Task to carry out: Drop the pictures from the entries below, then reproduce the rest exactly.

(Beginning of Data section)

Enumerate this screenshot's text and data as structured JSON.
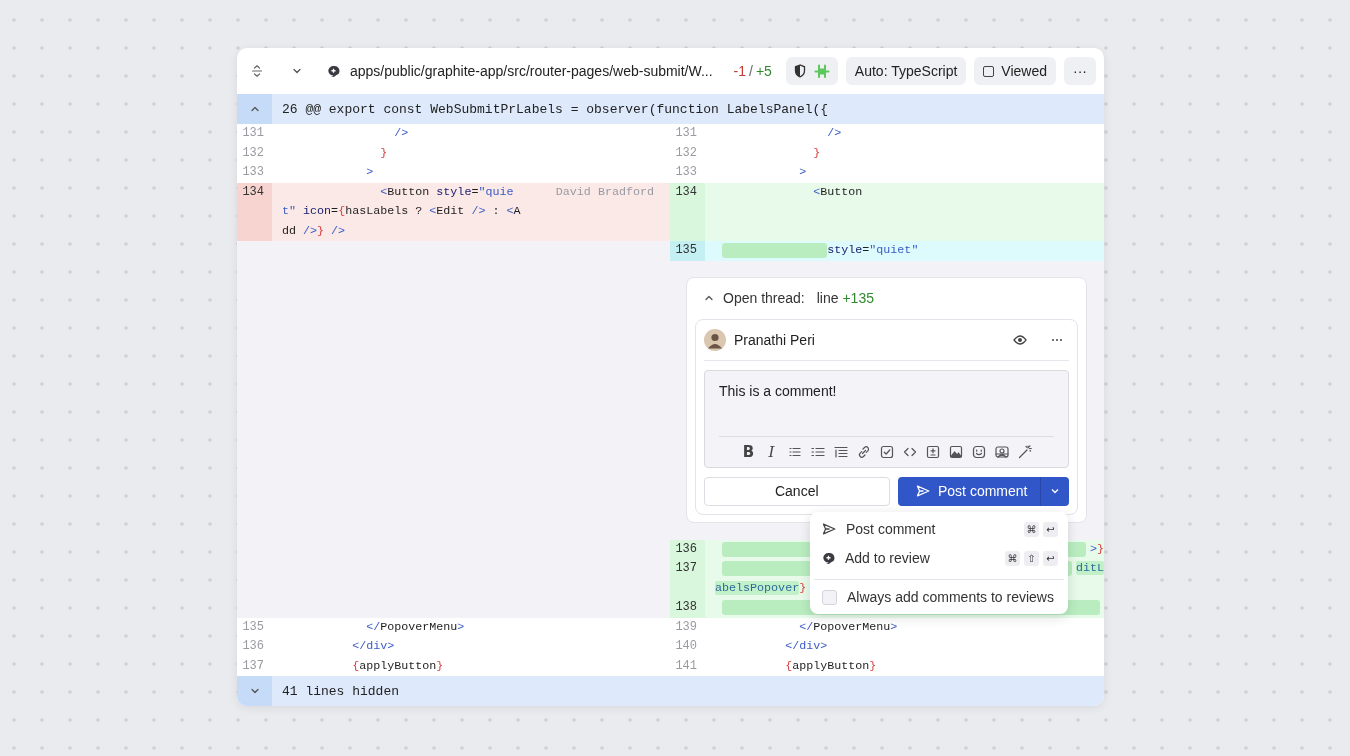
{
  "file_header": {
    "path": "apps/public/graphite-app/src/router-pages/web-submit/W...",
    "deletions": "-1",
    "separator": "/",
    "additions": "+5",
    "language_button": "Auto: TypeScript",
    "viewed": {
      "label": "Viewed",
      "checked": false
    },
    "more": "···"
  },
  "hunk_header": {
    "text": "26 @@ export const WebSubmitPrLabels = observer(function LabelsPanel({",
    "expanded": true
  },
  "pairs": [
    {
      "left": {
        "kind": "context",
        "number": "131",
        "rows": [
          {
            "tokens": [
              {
                "t": "                />",
                "kind": "tag"
              }
            ]
          }
        ]
      },
      "right": {
        "kind": "context",
        "number": "131",
        "rows": [
          {
            "tokens": [
              {
                "t": "                />",
                "kind": "tag"
              }
            ]
          }
        ]
      }
    },
    {
      "left": {
        "kind": "context",
        "number": "132",
        "rows": [
          {
            "tokens": [
              {
                "t": "              }",
                "kind": "brace"
              }
            ]
          }
        ]
      },
      "right": {
        "kind": "context",
        "number": "132",
        "rows": [
          {
            "tokens": [
              {
                "t": "              }",
                "kind": "brace"
              }
            ]
          }
        ]
      }
    },
    {
      "left": {
        "kind": "context",
        "number": "133",
        "rows": [
          {
            "tokens": [
              {
                "t": "            >",
                "kind": "tag"
              }
            ]
          }
        ]
      },
      "right": {
        "kind": "context",
        "number": "133",
        "rows": [
          {
            "tokens": [
              {
                "t": "            >",
                "kind": "tag"
              }
            ]
          }
        ]
      }
    },
    {
      "left": {
        "kind": "removed",
        "number": "134",
        "blame": "David Bradford",
        "rows": [
          {
            "tokens": [
              {
                "t": "              <",
                "kind": "tag"
              },
              {
                "t": "Button ",
                "kind": "text"
              },
              {
                "t": "style",
                "kind": "attr"
              },
              {
                "t": "=",
                "kind": "text"
              },
              {
                "t": "\"quie",
                "kind": "str"
              }
            ]
          },
          {
            "tokens": [
              {
                "t": "t\" ",
                "kind": "str"
              },
              {
                "t": "icon",
                "kind": "attr"
              },
              {
                "t": "=",
                "kind": "text"
              },
              {
                "t": "{",
                "kind": "brace"
              },
              {
                "t": "hasLabels ? ",
                "kind": "text"
              },
              {
                "t": "<",
                "kind": "tag"
              },
              {
                "t": "Edit ",
                "kind": "text"
              },
              {
                "t": "/>",
                "kind": "tag"
              },
              {
                "t": " : ",
                "kind": "text"
              },
              {
                "t": "<",
                "kind": "tag"
              },
              {
                "t": "A",
                "kind": "text"
              }
            ]
          },
          {
            "tokens": [
              {
                "t": "dd ",
                "kind": "text"
              },
              {
                "t": "/>",
                "kind": "tag"
              },
              {
                "t": "}",
                "kind": "brace"
              },
              {
                "t": " />",
                "kind": "tag"
              }
            ]
          }
        ]
      },
      "right": {
        "kind": "added",
        "number": "134",
        "rows": [
          {
            "tokens": [
              {
                "t": "              <",
                "kind": "tag"
              },
              {
                "t": "Button",
                "kind": "text"
              }
            ]
          }
        ]
      }
    },
    {
      "left": {
        "kind": "gap"
      },
      "right": {
        "kind": "current",
        "number": "135",
        "rows": [
          {
            "kind": "indent",
            "tokens": [
              {
                "t": "style",
                "kind": "attr"
              },
              {
                "t": "=",
                "kind": "text"
              },
              {
                "t": "\"quiet\"",
                "kind": "str"
              }
            ]
          }
        ]
      }
    },
    {
      "left": {
        "kind": "gap"
      },
      "right": {
        "kind": "thread",
        "title": "Open thread:",
        "line_label": "line",
        "line_ref": "+135",
        "expanded": true,
        "comment": {
          "author": "Pranathi Peri",
          "text": "This is a comment!",
          "format_buttons": [
            "B",
            "I"
          ],
          "cancel": "Cancel",
          "submit": "Post comment"
        },
        "menu": [
          {
            "kind": "action",
            "label": "Post comment",
            "keys": [
              "⌘",
              "↩"
            ]
          },
          {
            "kind": "action",
            "label": "Add to review",
            "keys": [
              "⌘",
              "⇧",
              "↩"
            ]
          },
          {
            "kind": "checkbox",
            "label": "Always add comments to reviews",
            "checked": false
          }
        ]
      }
    },
    {
      "left": {
        "kind": "gap"
      },
      "right": {
        "kind": "added",
        "number": "136",
        "rows": [
          {
            "kind": "fill",
            "tokens": [
              {
                "t": ">",
                "kind": "tag"
              },
              {
                "t": "}",
                "kind": "brace"
              }
            ]
          }
        ]
      }
    },
    {
      "left": {
        "kind": "gap"
      },
      "right": {
        "kind": "added",
        "number": "137",
        "rows": [
          {
            "kind": "fill",
            "tokens": [
              {
                "t": "ditL",
                "kind": "hl"
              }
            ]
          },
          {
            "tokens": [
              {
                "t": "abelsPopover",
                "kind": "hl"
              },
              {
                "t": "}",
                "kind": "brace"
              }
            ]
          }
        ]
      }
    },
    {
      "left": {
        "kind": "gap"
      },
      "right": {
        "kind": "added",
        "number": "138",
        "rows": [
          {
            "kind": "fill"
          }
        ]
      }
    },
    {
      "left": {
        "kind": "context",
        "number": "135",
        "rows": [
          {
            "tokens": [
              {
                "t": "            </",
                "kind": "tag"
              },
              {
                "t": "PopoverMenu",
                "kind": "text"
              },
              {
                "t": ">",
                "kind": "tag"
              }
            ]
          }
        ]
      },
      "right": {
        "kind": "context",
        "number": "139",
        "rows": [
          {
            "tokens": [
              {
                "t": "            </",
                "kind": "tag"
              },
              {
                "t": "PopoverMenu",
                "kind": "text"
              },
              {
                "t": ">",
                "kind": "tag"
              }
            ]
          }
        ]
      }
    },
    {
      "left": {
        "kind": "context",
        "number": "136",
        "rows": [
          {
            "tokens": [
              {
                "t": "          </div>",
                "kind": "tag"
              }
            ]
          }
        ]
      },
      "right": {
        "kind": "context",
        "number": "140",
        "rows": [
          {
            "tokens": [
              {
                "t": "          </div>",
                "kind": "tag"
              }
            ]
          }
        ]
      }
    },
    {
      "left": {
        "kind": "context",
        "number": "137",
        "rows": [
          {
            "tokens": [
              {
                "t": "          {",
                "kind": "brace"
              },
              {
                "t": "applyButton",
                "kind": "text"
              },
              {
                "t": "}",
                "kind": "brace"
              }
            ]
          }
        ]
      },
      "right": {
        "kind": "context",
        "number": "141",
        "rows": [
          {
            "tokens": [
              {
                "t": "          {",
                "kind": "brace"
              },
              {
                "t": "applyButton",
                "kind": "text"
              },
              {
                "t": "}",
                "kind": "brace"
              }
            ]
          }
        ]
      }
    }
  ],
  "footer": {
    "text": "41 lines hidden",
    "expanded": false
  }
}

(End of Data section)

Completed task:
Enumerate this screenshot's text and data as structured JSON.
{
  "file_header": {
    "path": "apps/public/graphite-app/src/router-pages/web-submit/W...",
    "deletions": "-1",
    "separator": "/",
    "additions": "+5",
    "language_button": "Auto: TypeScript",
    "viewed": {
      "label": "Viewed",
      "checked": false
    },
    "more": "···"
  },
  "hunk_header": {
    "text": "26 @@ export const WebSubmitPrLabels = observer(function LabelsPanel({",
    "expanded": true
  },
  "pairs": [
    {
      "left": {
        "kind": "context",
        "number": "131",
        "rows": [
          {
            "tokens": [
              {
                "t": "                />",
                "kind": "tag"
              }
            ]
          }
        ]
      },
      "right": {
        "kind": "context",
        "number": "131",
        "rows": [
          {
            "tokens": [
              {
                "t": "                />",
                "kind": "tag"
              }
            ]
          }
        ]
      }
    },
    {
      "left": {
        "kind": "context",
        "number": "132",
        "rows": [
          {
            "tokens": [
              {
                "t": "              }",
                "kind": "brace"
              }
            ]
          }
        ]
      },
      "right": {
        "kind": "context",
        "number": "132",
        "rows": [
          {
            "tokens": [
              {
                "t": "              }",
                "kind": "brace"
              }
            ]
          }
        ]
      }
    },
    {
      "left": {
        "kind": "context",
        "number": "133",
        "rows": [
          {
            "tokens": [
              {
                "t": "            >",
                "kind": "tag"
              }
            ]
          }
        ]
      },
      "right": {
        "kind": "context",
        "number": "133",
        "rows": [
          {
            "tokens": [
              {
                "t": "            >",
                "kind": "tag"
              }
            ]
          }
        ]
      }
    },
    {
      "left": {
        "kind": "removed",
        "number": "134",
        "blame": "David Bradford",
        "rows": [
          {
            "tokens": [
              {
                "t": "              <",
                "kind": "tag"
              },
              {
                "t": "Button ",
                "kind": "text"
              },
              {
                "t": "style",
                "kind": "attr"
              },
              {
                "t": "=",
                "kind": "text"
              },
              {
                "t": "\"quie",
                "kind": "str"
              }
            ]
          },
          {
            "tokens": [
              {
                "t": "t\" ",
                "kind": "str"
              },
              {
                "t": "icon",
                "kind": "attr"
              },
              {
                "t": "=",
                "kind": "text"
              },
              {
                "t": "{",
                "kind": "brace"
              },
              {
                "t": "hasLabels ? ",
                "kind": "text"
              },
              {
                "t": "<",
                "kind": "tag"
              },
              {
                "t": "Edit ",
                "kind": "text"
              },
              {
                "t": "/>",
                "kind": "tag"
              },
              {
                "t": " : ",
                "kind": "text"
              },
              {
                "t": "<",
                "kind": "tag"
              },
              {
                "t": "A",
                "kind": "text"
              }
            ]
          },
          {
            "tokens": [
              {
                "t": "dd ",
                "kind": "text"
              },
              {
                "t": "/>",
                "kind": "tag"
              },
              {
                "t": "}",
                "kind": "brace"
              },
              {
                "t": " />",
                "kind": "tag"
              }
            ]
          }
        ]
      },
      "right": {
        "kind": "added",
        "number": "134",
        "rows": [
          {
            "tokens": [
              {
                "t": "              <",
                "kind": "tag"
              },
              {
                "t": "Button",
                "kind": "text"
              }
            ]
          }
        ]
      }
    },
    {
      "left": {
        "kind": "gap"
      },
      "right": {
        "kind": "current",
        "number": "135",
        "rows": [
          {
            "kind": "indent",
            "tokens": [
              {
                "t": "style",
                "kind": "attr"
              },
              {
                "t": "=",
                "kind": "text"
              },
              {
                "t": "\"quiet\"",
                "kind": "str"
              }
            ]
          }
        ]
      }
    },
    {
      "left": {
        "kind": "gap"
      },
      "right": {
        "kind": "thread",
        "title": "Open thread:",
        "line_label": "line",
        "line_ref": "+135",
        "expanded": true,
        "comment": {
          "author": "Pranathi Peri",
          "text": "This is a comment!",
          "format_buttons": [
            "B",
            "I"
          ],
          "cancel": "Cancel",
          "submit": "Post comment"
        },
        "menu": [
          {
            "kind": "action",
            "label": "Post comment",
            "keys": [
              "⌘",
              "↩"
            ]
          },
          {
            "kind": "action",
            "label": "Add to review",
            "keys": [
              "⌘",
              "⇧",
              "↩"
            ]
          },
          {
            "kind": "checkbox",
            "label": "Always add comments to reviews",
            "checked": false
          }
        ]
      }
    },
    {
      "left": {
        "kind": "gap"
      },
      "right": {
        "kind": "added",
        "number": "136",
        "rows": [
          {
            "kind": "fill",
            "tokens": [
              {
                "t": ">",
                "kind": "tag"
              },
              {
                "t": "}",
                "kind": "brace"
              }
            ]
          }
        ]
      }
    },
    {
      "left": {
        "kind": "gap"
      },
      "right": {
        "kind": "added",
        "number": "137",
        "rows": [
          {
            "kind": "fill",
            "tokens": [
              {
                "t": "ditL",
                "kind": "hl"
              }
            ]
          },
          {
            "tokens": [
              {
                "t": "abelsPopover",
                "kind": "hl"
              },
              {
                "t": "}",
                "kind": "brace"
              }
            ]
          }
        ]
      }
    },
    {
      "left": {
        "kind": "gap"
      },
      "right": {
        "kind": "added",
        "number": "138",
        "rows": [
          {
            "kind": "fill"
          }
        ]
      }
    },
    {
      "left": {
        "kind": "context",
        "number": "135",
        "rows": [
          {
            "tokens": [
              {
                "t": "            </",
                "kind": "tag"
              },
              {
                "t": "PopoverMenu",
                "kind": "text"
              },
              {
                "t": ">",
                "kind": "tag"
              }
            ]
          }
        ]
      },
      "right": {
        "kind": "context",
        "number": "139",
        "rows": [
          {
            "tokens": [
              {
                "t": "            </",
                "kind": "tag"
              },
              {
                "t": "PopoverMenu",
                "kind": "text"
              },
              {
                "t": ">",
                "kind": "tag"
              }
            ]
          }
        ]
      }
    },
    {
      "left": {
        "kind": "context",
        "number": "136",
        "rows": [
          {
            "tokens": [
              {
                "t": "          </div>",
                "kind": "tag"
              }
            ]
          }
        ]
      },
      "right": {
        "kind": "context",
        "number": "140",
        "rows": [
          {
            "tokens": [
              {
                "t": "          </div>",
                "kind": "tag"
              }
            ]
          }
        ]
      }
    },
    {
      "left": {
        "kind": "context",
        "number": "137",
        "rows": [
          {
            "tokens": [
              {
                "t": "          {",
                "kind": "brace"
              },
              {
                "t": "applyButton",
                "kind": "text"
              },
              {
                "t": "}",
                "kind": "brace"
              }
            ]
          }
        ]
      },
      "right": {
        "kind": "context",
        "number": "141",
        "rows": [
          {
            "tokens": [
              {
                "t": "          {",
                "kind": "brace"
              },
              {
                "t": "applyButton",
                "kind": "text"
              },
              {
                "t": "}",
                "kind": "brace"
              }
            ]
          }
        ]
      }
    }
  ],
  "footer": {
    "text": "41 lines hidden",
    "expanded": false
  }
}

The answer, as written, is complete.